For example, as juveniles are not considered responsible adults, it is often the case that parents are to be turned to when arrests take place. Legally, a parent or guardian must be contacted upon the holding of a suspected juvenile. This is a mode of thinking perhaps admirable, but hopelessly antiquated and unrealistic, since many adolescent offenders do not come from traditional backgrounds, or even have a parent in place as guardian. What actually happens in most cases of juvenile arrest is that the arresting officer is empowered to decide how far the process will go.
In fact, there is no such thing, technically, as “juvenile arrest”; the word employed is “detention”, and this in itself frees the court system from having to observe the rights of an arrested individual. In the eyes of the law, the juvenile is merely being “held”, and this allows for enormous discretion on the parts of the officers and the judges. Recent scandals have shown how this system is open to great abuse, as thousands of juveniles have been sentenced without counsel and/or moved through the system with no protections. This is a result, again, of a system that seeks to rely on a cultural model rarely in place: a parental authority. Without it, the system is reduced to moving juveniles along in an adaptation of adult justice.

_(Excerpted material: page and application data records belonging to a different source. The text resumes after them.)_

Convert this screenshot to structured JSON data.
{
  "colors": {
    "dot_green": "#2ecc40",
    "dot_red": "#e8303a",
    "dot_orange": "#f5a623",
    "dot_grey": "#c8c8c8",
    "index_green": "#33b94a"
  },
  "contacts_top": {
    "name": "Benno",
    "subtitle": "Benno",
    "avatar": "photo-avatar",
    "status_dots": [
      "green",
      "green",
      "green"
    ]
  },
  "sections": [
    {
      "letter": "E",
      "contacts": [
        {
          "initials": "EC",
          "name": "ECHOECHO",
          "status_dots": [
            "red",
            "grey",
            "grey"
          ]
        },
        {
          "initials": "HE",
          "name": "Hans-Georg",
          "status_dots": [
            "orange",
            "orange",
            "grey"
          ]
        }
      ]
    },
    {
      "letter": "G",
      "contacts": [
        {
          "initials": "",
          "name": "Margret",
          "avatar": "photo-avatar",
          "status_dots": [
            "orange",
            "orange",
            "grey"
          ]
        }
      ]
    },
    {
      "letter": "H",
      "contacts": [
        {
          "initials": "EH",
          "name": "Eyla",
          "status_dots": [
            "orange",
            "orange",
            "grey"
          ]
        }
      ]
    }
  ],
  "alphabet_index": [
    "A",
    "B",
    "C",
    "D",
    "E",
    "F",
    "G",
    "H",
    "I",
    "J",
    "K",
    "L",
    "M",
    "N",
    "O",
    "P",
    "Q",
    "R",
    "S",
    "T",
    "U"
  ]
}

If we are to use juvenile justice as it must be used, to stop the career criminal before they truly begin, the juvenile system must be completely removed from adult criminal justice, as is occurring in some states. We must recognize that juveniles are vastly different from older offenders, not...